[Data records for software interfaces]
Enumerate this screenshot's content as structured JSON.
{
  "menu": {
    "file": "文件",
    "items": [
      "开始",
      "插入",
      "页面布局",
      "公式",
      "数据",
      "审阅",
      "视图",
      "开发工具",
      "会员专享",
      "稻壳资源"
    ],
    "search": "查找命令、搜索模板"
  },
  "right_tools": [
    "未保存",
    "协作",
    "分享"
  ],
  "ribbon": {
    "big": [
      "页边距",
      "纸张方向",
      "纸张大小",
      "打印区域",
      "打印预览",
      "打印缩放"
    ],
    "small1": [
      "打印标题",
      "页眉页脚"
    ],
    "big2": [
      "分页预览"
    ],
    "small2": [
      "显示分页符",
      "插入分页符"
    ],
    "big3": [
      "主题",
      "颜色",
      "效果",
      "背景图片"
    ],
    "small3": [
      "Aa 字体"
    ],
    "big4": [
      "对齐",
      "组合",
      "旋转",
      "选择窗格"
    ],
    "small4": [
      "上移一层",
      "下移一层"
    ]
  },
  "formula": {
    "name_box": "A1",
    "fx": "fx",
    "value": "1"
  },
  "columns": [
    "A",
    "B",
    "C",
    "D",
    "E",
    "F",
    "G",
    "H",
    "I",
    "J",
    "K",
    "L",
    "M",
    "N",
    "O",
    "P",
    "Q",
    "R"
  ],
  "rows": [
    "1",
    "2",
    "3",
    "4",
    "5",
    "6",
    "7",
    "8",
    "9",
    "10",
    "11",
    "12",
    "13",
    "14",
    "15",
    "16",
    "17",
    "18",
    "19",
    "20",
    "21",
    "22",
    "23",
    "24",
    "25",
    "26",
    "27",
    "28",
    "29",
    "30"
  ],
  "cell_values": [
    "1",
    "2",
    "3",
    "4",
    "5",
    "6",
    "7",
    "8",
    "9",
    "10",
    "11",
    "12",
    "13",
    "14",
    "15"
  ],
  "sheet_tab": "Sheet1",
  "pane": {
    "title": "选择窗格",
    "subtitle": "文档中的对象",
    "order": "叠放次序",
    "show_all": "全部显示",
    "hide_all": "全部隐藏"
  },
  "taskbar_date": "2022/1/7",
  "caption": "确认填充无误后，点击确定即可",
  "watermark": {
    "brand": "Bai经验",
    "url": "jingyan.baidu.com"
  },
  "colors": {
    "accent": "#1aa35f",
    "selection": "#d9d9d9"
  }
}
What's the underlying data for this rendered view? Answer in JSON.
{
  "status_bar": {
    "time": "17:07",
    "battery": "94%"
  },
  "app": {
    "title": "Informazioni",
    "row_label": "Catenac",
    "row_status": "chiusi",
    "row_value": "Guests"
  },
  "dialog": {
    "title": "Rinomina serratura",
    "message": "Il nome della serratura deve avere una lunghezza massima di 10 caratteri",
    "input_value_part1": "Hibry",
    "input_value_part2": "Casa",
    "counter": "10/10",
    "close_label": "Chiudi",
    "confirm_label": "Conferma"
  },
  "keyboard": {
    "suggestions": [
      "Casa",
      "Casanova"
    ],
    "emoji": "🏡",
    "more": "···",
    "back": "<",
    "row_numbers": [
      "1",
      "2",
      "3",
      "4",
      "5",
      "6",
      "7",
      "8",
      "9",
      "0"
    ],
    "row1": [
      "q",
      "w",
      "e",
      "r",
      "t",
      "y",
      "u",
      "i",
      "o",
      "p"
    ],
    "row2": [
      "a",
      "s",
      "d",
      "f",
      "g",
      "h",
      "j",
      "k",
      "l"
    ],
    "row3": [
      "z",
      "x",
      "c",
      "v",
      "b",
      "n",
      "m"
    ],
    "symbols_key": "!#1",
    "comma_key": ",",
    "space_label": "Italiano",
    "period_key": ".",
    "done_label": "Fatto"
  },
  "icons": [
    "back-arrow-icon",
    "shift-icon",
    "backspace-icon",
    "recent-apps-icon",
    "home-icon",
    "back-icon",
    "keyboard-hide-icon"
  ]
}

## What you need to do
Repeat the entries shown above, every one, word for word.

## Your response
Enumerate this screenshot's content as structured JSON.
{
  "menu": {
    "file": "文件",
    "items": [
      "开始",
      "插入",
      "页面布局",
      "公式",
      "数据",
      "审阅",
      "视图",
      "开发工具",
      "会员专享",
      "稻壳资源"
    ],
    "search": "查找命令、搜索模板"
  },
  "right_tools": [
    "未保存",
    "协作",
    "分享"
  ],
  "ribbon": {
    "big": [
      "页边距",
      "纸张方向",
      "纸张大小",
      "打印区域",
      "打印预览",
      "打印缩放"
    ],
    "small1": [
      "打印标题",
      "页眉页脚"
    ],
    "big2": [
      "分页预览"
    ],
    "small2": [
      "显示分页符",
      "插入分页符"
    ],
    "big3": [
      "主题",
      "颜色",
      "效果",
      "背景图片"
    ],
    "small3": [
      "Aa 字体"
    ],
    "big4": [
      "对齐",
      "组合",
      "旋转",
      "选择窗格"
    ],
    "small4": [
      "上移一层",
      "下移一层"
    ]
  },
  "formula": {
    "name_box": "A1",
    "fx": "fx",
    "value": "1"
  },
  "columns": [
    "A",
    "B",
    "C",
    "D",
    "E",
    "F",
    "G",
    "H",
    "I",
    "J",
    "K",
    "L",
    "M",
    "N",
    "O",
    "P",
    "Q",
    "R"
  ],
  "rows": [
    "1",
    "2",
    "3",
    "4",
    "5",
    "6",
    "7",
    "8",
    "9",
    "10",
    "11",
    "12",
    "13",
    "14",
    "15",
    "16",
    "17",
    "18",
    "19",
    "20",
    "21",
    "22",
    "23",
    "24",
    "25",
    "26",
    "27",
    "28",
    "29",
    "30"
  ],
  "cell_values": [
    "1",
    "2",
    "3",
    "4",
    "5",
    "6",
    "7",
    "8",
    "9",
    "10",
    "11",
    "12",
    "13",
    "14",
    "15"
  ],
  "sheet_tab": "Sheet1",
  "pane": {
    "title": "选择窗格",
    "subtitle": "文档中的对象",
    "order": "叠放次序",
    "show_all": "全部显示",
    "hide_all": "全部隐藏"
  },
  "taskbar_date": "2022/1/7",
  "caption": "确认填充无误后，点击确定即可",
  "watermark": {
    "brand": "Bai经验",
    "url": "jingyan.baidu.com"
  },
  "colors": {
    "accent": "#1aa35f",
    "selection": "#d9d9d9"
  }
}
What's the underlying data for this rendered view? Answer in JSON.
{
  "status_bar": {
    "time": "17:07",
    "battery": "94%"
  },
  "app": {
    "title": "Informazioni",
    "row_label": "Catenac",
    "row_status": "chiusi",
    "row_value": "Guests"
  },
  "dialog": {
    "title": "Rinomina serratura",
    "message": "Il nome della serratura deve avere una lunghezza massima di 10 caratteri",
    "input_value_part1": "Hibry",
    "input_value_part2": "Casa",
    "counter": "10/10",
    "close_label": "Chiudi",
    "confirm_label": "Conferma"
  },
  "keyboard": {
    "suggestions": [
      "Casa",
      "Casanova"
    ],
    "emoji": "🏡",
    "more": "···",
    "back": "<",
    "row_numbers": [
      "1",
      "2",
      "3",
      "4",
      "5",
      "6",
      "7",
      "8",
      "9",
      "0"
    ],
    "row1": [
      "q",
      "w",
      "e",
      "r",
      "t",
      "y",
      "u",
      "i",
      "o",
      "p"
    ],
    "row2": [
      "a",
      "s",
      "d",
      "f",
      "g",
      "h",
      "j",
      "k",
      "l"
    ],
    "row3": [
      "z",
      "x",
      "c",
      "v",
      "b",
      "n",
      "m"
    ],
    "symbols_key": "!#1",
    "comma_key": ",",
    "space_label": "Italiano",
    "period_key": ".",
    "done_label": "Fatto"
  },
  "icons": [
    "back-arrow-icon",
    "shift-icon",
    "backspace-icon",
    "recent-apps-icon",
    "home-icon",
    "back-icon",
    "keyboard-hide-icon"
  ]
}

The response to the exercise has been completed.